Ex-college lecturer was bullied out of job, tribunal told
Published 10/11/2012 | 05:00
A COLLEGE lecturer was asked to "babysit" a class of students and to teach subjects for which he was not qualified in an effort to "humiliate" him professionally, an Employment Appeals Tribunal has heard.
Eamon Byrne is claiming he was constructively dismissed by the Dublin Institute of Technology (DIT) after a series of "bullying" events by his senior manager Kevin Byrne.
His legal team told the hearing that had Eamon Byrne taught the classes for which he was unqualified, it could only "have led to his being held up to ridicule from a professional perspective".
His barrister, Oliver Costello, said Eamon Byrne's case would also be that the college had instituted "spurious disciplinary actions" against his client which had not followed the college's own protocol for such actions.
Counsel for DIT, Conor Power, said that the college would maintain that Eamon Byrne had retired at the end of 2010 and had sought clarification of and accepted a severance package which included a lump sum of €115,000 and an annual pension of €38,000.
Mr Power accepted that Eamon Byrne had certain "difficulties" at work arising out of his refusal to undertake a "babysitting" function for a class.
Mr Power said that he had been asked to supervise a particular class and had refused to do so when instructed to by his line manager, Kevin Byrne.
There followed a meeting at which Eamon Byrne was given a verbal warning and, at that stage, he resigned.
Mr Power took issue with the assertion by Eamon Byrne's legal team that there had been a series of internal issues leading up to his departure.
He said there was a grievance over moving from a particular office and also over his superior's demand to see some proof of a hospital appointment.
Giving evidence, Eamon Byrne said he had been "seduced" into the college because it was looking for candidates who were highly qualified academically.
The court heard how Eamon Byrne held the position of Head of Department (Acting) but stepped down from that role when he found that his vision for the department was at odds with that of his superiors.
After he stood down from this position in 2008, Kevin Byrne was appointed to Head of Department. Eamon Byrne admitted that there were tensions between the two of them.
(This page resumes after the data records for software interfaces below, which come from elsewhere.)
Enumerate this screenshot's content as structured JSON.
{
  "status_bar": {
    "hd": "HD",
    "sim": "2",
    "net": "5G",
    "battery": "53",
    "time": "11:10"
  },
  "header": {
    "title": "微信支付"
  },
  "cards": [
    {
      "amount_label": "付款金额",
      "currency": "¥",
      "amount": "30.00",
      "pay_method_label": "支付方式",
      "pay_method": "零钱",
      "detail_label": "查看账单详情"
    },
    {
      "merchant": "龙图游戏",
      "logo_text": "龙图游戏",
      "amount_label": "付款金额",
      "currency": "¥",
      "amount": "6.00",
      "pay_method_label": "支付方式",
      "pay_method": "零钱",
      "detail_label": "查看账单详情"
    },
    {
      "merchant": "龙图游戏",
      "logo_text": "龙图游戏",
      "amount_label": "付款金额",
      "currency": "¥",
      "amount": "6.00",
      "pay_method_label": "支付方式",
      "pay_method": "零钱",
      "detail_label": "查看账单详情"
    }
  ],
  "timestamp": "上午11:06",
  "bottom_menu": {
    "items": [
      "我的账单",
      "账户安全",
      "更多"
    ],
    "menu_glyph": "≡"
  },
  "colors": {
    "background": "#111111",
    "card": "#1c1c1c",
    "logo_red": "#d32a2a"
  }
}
He said he believed Kevin Byrne had "a severe hang-up" about the position he had held.
The hearing will continue before the tribunal on March 6 and 7, 2013.